• _Provided information_:

________________________

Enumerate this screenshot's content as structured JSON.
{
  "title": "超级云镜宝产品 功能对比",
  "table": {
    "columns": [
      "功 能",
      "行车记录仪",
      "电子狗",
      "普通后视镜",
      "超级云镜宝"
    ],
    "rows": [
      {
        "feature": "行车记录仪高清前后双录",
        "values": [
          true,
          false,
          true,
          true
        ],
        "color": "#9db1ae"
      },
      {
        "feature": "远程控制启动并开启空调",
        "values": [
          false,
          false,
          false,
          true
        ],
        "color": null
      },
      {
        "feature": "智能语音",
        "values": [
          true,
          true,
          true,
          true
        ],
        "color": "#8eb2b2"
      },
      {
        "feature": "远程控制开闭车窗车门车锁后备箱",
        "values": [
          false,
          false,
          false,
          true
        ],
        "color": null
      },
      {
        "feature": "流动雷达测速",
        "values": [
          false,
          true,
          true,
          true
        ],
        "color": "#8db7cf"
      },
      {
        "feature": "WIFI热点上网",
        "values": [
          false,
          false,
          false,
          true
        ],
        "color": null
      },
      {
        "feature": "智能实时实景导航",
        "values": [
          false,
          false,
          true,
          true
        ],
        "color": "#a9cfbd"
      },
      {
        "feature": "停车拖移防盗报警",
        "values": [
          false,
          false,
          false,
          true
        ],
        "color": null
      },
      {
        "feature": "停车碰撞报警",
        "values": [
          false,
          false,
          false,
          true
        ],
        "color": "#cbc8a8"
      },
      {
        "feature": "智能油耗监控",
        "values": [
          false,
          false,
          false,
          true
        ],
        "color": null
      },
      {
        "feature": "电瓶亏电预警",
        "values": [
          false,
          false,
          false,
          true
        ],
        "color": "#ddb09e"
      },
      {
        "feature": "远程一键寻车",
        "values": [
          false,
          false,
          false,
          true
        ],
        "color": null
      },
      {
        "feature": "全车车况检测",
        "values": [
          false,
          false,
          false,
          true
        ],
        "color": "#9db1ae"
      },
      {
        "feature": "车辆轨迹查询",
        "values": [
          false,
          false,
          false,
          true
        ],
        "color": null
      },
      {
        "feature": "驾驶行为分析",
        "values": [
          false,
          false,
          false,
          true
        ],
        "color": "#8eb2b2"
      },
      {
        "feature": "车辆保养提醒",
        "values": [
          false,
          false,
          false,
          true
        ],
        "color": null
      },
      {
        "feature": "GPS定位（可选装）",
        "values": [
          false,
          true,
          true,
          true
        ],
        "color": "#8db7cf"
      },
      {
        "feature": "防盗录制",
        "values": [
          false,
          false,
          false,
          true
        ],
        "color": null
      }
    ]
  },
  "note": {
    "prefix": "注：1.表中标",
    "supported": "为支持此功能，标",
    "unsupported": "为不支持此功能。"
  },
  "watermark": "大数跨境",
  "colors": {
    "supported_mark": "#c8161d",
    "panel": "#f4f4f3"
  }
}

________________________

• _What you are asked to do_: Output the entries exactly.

• _Written answer_:
Enumerate this screenshot's content as structured JSON.
{
  "title": "超级云镜宝产品 功能对比",
  "table": {
    "columns": [
      "功 能",
      "行车记录仪",
      "电子狗",
      "普通后视镜",
      "超级云镜宝"
    ],
    "rows": [
      {
        "feature": "行车记录仪高清前后双录",
        "values": [
          true,
          false,
          true,
          true
        ],
        "color": "#9db1ae"
      },
      {
        "feature": "远程控制启动并开启空调",
        "values": [
          false,
          false,
          false,
          true
        ],
        "color": null
      },
      {
        "feature": "智能语音",
        "values": [
          true,
          true,
          true,
          true
        ],
        "color": "#8eb2b2"
      },
      {
        "feature": "远程控制开闭车窗车门车锁后备箱",
        "values": [
          false,
          false,
          false,
          true
        ],
        "color": null
      },
      {
        "feature": "流动雷达测速",
        "values": [
          false,
          true,
          true,
          true
        ],
        "color": "#8db7cf"
      },
      {
        "feature": "WIFI热点上网",
        "values": [
          false,
          false,
          false,
          true
        ],
        "color": null
      },
      {
        "feature": "智能实时实景导航",
        "values": [
          false,
          false,
          true,
          true
        ],
        "color": "#a9cfbd"
      },
      {
        "feature": "停车拖移防盗报警",
        "values": [
          false,
          false,
          false,
          true
        ],
        "color": null
      },
      {
        "feature": "停车碰撞报警",
        "values": [
          false,
          false,
          false,
          true
        ],
        "color": "#cbc8a8"
      },
      {
        "feature": "智能油耗监控",
        "values": [
          false,
          false,
          false,
          true
        ],
        "color": null
      },
      {
        "feature": "电瓶亏电预警",
        "values": [
          false,
          false,
          false,
          true
        ],
        "color": "#ddb09e"
      },
      {
        "feature": "远程一键寻车",
        "values": [
          false,
          false,
          false,
          true
        ],
        "color": null
      },
      {
        "feature": "全车车况检测",
        "values": [
          false,
          false,
          false,
          true
        ],
        "color": "#9db1ae"
      },
      {
        "feature": "车辆轨迹查询",
        "values": [
          false,
          false,
          false,
          true
        ],
        "color": null
      },
      {
        "feature": "驾驶行为分析",
        "values": [
          false,
          false,
          false,
          true
        ],
        "color": "#8eb2b2"
      },
      {
        "feature": "车辆保养提醒",
        "values": [
          false,
          false,
          false,
          true
        ],
        "color": null
      },
      {
        "feature": "GPS定位（可选装）",
        "values": [
          false,
          true,
          true,
          true
        ],
        "color": "#8db7cf"
      },
      {
        "feature": "防盗录制",
        "values": [
          false,
          false,
          false,
          true
        ],
        "color": null
      }
    ]
  },
  "note": {
    "prefix": "注：1.表中标",
    "supported": "为支持此功能，标",
    "unsupported": "为不支持此功能。"
  },
  "watermark": "大数跨境",
  "colors": {
    "supported_mark": "#c8161d",
    "panel": "#f4f4f3"
  }
}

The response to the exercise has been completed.